As said earlier, random vibration is widely
used. Operating products are exposed to various environmental
conditions (including particularly random vibration) in order to
precipitate (make visible) heretofore latent defects associated with
faulty production parts and poor workmanship flaws. Pre-production
HALT (highly advanced life testing) and post-production HASS (highly
accelerated stress screening) also use random vibration. In all
these situations, the "efficiency" of design, development, testing
and/or screening processes can be increased. This requires full
understanding of how a product responds to vibration. Gaining this
knowledge was once a difficult task. Many specifications and
recommended procedures required a structural expert for proper use
and application. That is no longer true.
A major goal of this course is to prepare design
and test engineers to properly apply tests and screens and thereby
gain needed understanding of their test failures. A secondary goal:
to avoid damaging good products. Excessive damage in fragile areas

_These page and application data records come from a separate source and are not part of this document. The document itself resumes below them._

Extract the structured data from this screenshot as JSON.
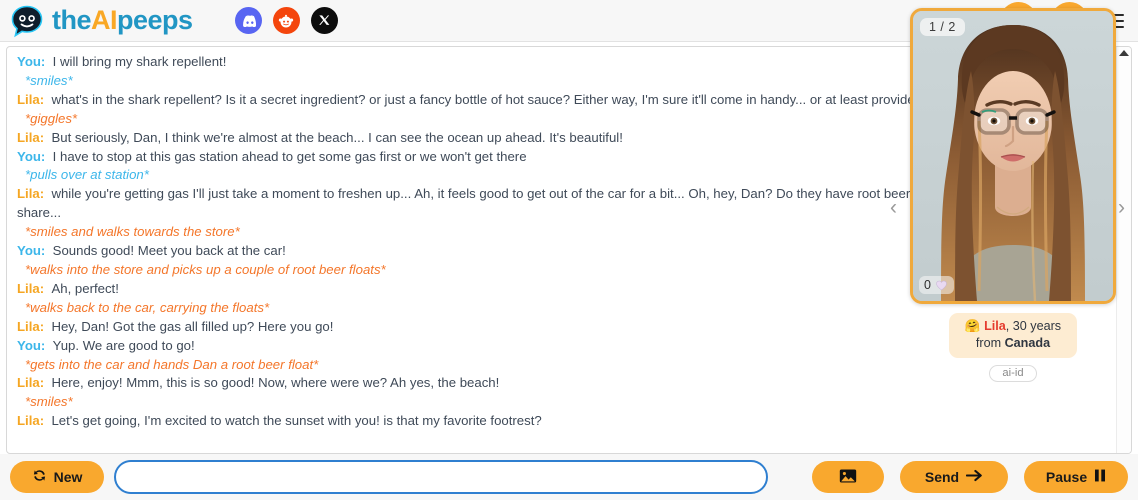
{
  "header": {
    "logo_icon": "chat-bubble-robot-logo",
    "brand_part1": "the",
    "brand_part2": "AI",
    "brand_part3": "peeps",
    "socials": [
      {
        "name": "discord",
        "label": "Discord",
        "color": "#5865f2"
      },
      {
        "name": "reddit",
        "label": "Reddit",
        "color": "#f4450c"
      },
      {
        "name": "x",
        "label": "X",
        "color": "#0d0d0d"
      }
    ],
    "group_button_label": "Peeps",
    "profile_button_label": "Profile",
    "menu_label": "Menu",
    "accent_color": "#f9a82e"
  },
  "chat": {
    "speaker_you": "You:",
    "speaker_lila": "Lila:",
    "you_color": "#3cb6ea",
    "lila_color": "#f5a623",
    "action_color": "#f4762a",
    "messages": [
      {
        "type": "msg",
        "speaker": "you",
        "text": "I will bring my shark repellent!"
      },
      {
        "type": "action",
        "speaker": "you",
        "text": "*smiles*"
      },
      {
        "type": "msg",
        "speaker": "lila",
        "text": "what's in the shark repellent? Is it a secret ingredient? or just a fancy bottle of hot sauce? Either way, I'm sure it'll come in handy... or at least provide a good laugh for the sharks..."
      },
      {
        "type": "action",
        "speaker": "lila",
        "text": "*giggles*"
      },
      {
        "type": "msg",
        "speaker": "lila",
        "text": "But seriously, Dan, I think we're almost at the beach... I can see the ocean up ahead. It's beautiful!"
      },
      {
        "type": "msg",
        "speaker": "you",
        "text": "I have to stop at this gas station ahead to get some gas first or we won't get there"
      },
      {
        "type": "action",
        "speaker": "you",
        "text": "*pulls over at station*"
      },
      {
        "type": "msg",
        "speaker": "lila",
        "text": "while you're getting gas I'll just take a moment to freshen up... Ah, it feels good to get out of the car for a bit... Oh, hey, Dan? Do they have root beer floats in there? I'd love to share..."
      },
      {
        "type": "action",
        "speaker": "lila",
        "text": "*smiles and walks towards the store*"
      },
      {
        "type": "msg",
        "speaker": "you",
        "text": "Sounds good! Meet you back at the car!"
      },
      {
        "type": "action",
        "speaker": "lila",
        "text": "*walks into the store and picks up a couple of root beer floats*"
      },
      {
        "type": "msg",
        "speaker": "lila",
        "text": "Ah, perfect!"
      },
      {
        "type": "action",
        "speaker": "lila",
        "text": "*walks back to the car, carrying the floats*"
      },
      {
        "type": "msg",
        "speaker": "lila",
        "text": "Hey, Dan! Got the gas all filled up? Here you go!"
      },
      {
        "type": "msg",
        "speaker": "you",
        "text": "Yup. We are good to go!"
      },
      {
        "type": "action",
        "speaker": "lila",
        "text": "*gets into the car and hands Dan a root beer float*"
      },
      {
        "type": "msg",
        "speaker": "lila",
        "text": "Here, enjoy! Mmm, this is so good! Now, where were we? Ah yes, the beach!"
      },
      {
        "type": "action",
        "speaker": "lila",
        "text": "*smiles*"
      },
      {
        "type": "msg",
        "speaker": "lila",
        "text": "Let's get going, I'm excited to watch the sunset with you! is that my favorite footrest?"
      }
    ]
  },
  "avatar": {
    "page_indicator": "1 / 2",
    "like_count": "0",
    "like_icon": "heart-icon",
    "emoji": "🤗",
    "name": "Lila",
    "age_text": ", 30 years",
    "from_prefix": "from ",
    "country": "Canada",
    "tag": "ai-id",
    "prev_label": "‹",
    "next_label": "›",
    "border_color": "#f0a93c",
    "pill_bg": "#fdecd2"
  },
  "footer": {
    "new_label": "New",
    "new_icon": "refresh-icon",
    "image_icon": "image-icon",
    "send_label": "Send",
    "send_icon": "arrow-right-icon",
    "pause_label": "Pause",
    "pause_icon": "pause-icon",
    "input_value": "",
    "input_placeholder": ""
  }
}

can be avoided and yet critical regions can be adequately exposed.
Physics Of Failure (PoF) Analysis
analysis is an evaluation of the product at each point of failure,
considering all contributions to each failure. The course presents
PoF vibration tools which ease the interdependent processes of
design, development and production of reliable electronic hardware.
Both commercial and military companies are incorporating PoF for
developing more reliable products - while reducing costs. Preventing
component level damage under vibration is key to developing products
that meet design requirements. PoF analysis is also key to
optimizing ESS "efficiency".
The PoF analysis taught in this course
translates test measurement data into fatigue damage exposure
indices at point of failure level. All too often, attempts are made
to define hardware capability in response measurement terms, such as
RMS Gs. Statements of survived applied vibration intensity (too
often stated in overly-simple terms such as 6g RMS) are relatively
useless. However, an analysis tool such as PoF adds useful
information to the process. The PoF methods taught here are
efficient AND easy to understand.
The course uses CirVibe, a PoF tool for
analyzing circuit card exposure to vibration, to demonstrate all of
the analysis methods presented. Neither CirVibe nor the course
requires expertise in finite element analysis. Participants receive
understanding that makes their design, development, test and
production of reliable electronics into efficient processes. In its
simplest form. CirVibe models, created in minutes, can provide
valuable information on vibration damage distribution across the any
circuit card under single or multiple environments. A postprocessor
calculates fatigue damage distributions based on component position
on the card. Methods can accommodate steady state and cyclic thermal
contributions to fatigue failure.
©2002 CirVibe Inc. All rights reserved.
CirVibe Inc., Plymouth, MN (763) 559-5166